Biological response modifiers (BRMs) are substances that help to fight infections. Many of these substances can be found naturally in small amounts in the body. BRMs are produced in the laboratory in larger amounts and then injected into the body to treat cancer. Sometimes the BRMs are combined with chemotherapy drugs. This helps to improve the effect of the chemotherapy. However, BRMs are not effective against most cancers.
This form of therapy is offered to a person whose cancer may be sensitive to BRMs. Cancer in an early stage is more likely to respond to BRMs than later stages of the disease.
BRMs are most often given by injection into tissue or into a vein. This method gets the medications into the body quickly. Some BRMs are injected directly into a tumor or near a tumor.

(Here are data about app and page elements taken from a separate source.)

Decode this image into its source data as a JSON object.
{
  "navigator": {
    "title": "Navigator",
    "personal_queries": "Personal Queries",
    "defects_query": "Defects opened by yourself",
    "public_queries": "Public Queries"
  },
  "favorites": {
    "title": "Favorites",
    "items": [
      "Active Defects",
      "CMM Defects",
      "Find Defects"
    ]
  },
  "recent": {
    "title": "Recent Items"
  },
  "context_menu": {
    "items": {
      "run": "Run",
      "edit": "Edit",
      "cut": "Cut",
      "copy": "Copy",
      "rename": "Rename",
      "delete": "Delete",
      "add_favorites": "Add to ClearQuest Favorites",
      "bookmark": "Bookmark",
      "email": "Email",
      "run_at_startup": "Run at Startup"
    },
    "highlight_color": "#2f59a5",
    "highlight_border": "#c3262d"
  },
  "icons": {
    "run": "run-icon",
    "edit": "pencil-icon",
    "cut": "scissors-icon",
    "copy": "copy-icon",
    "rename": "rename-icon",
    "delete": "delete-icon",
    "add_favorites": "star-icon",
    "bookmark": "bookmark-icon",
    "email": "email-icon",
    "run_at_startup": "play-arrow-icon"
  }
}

Kim, B. (1996). Biologic therapy in Cancer Management: A Multidisciplinary Approach. PRR: Huntington, NY. Pp. 581-592.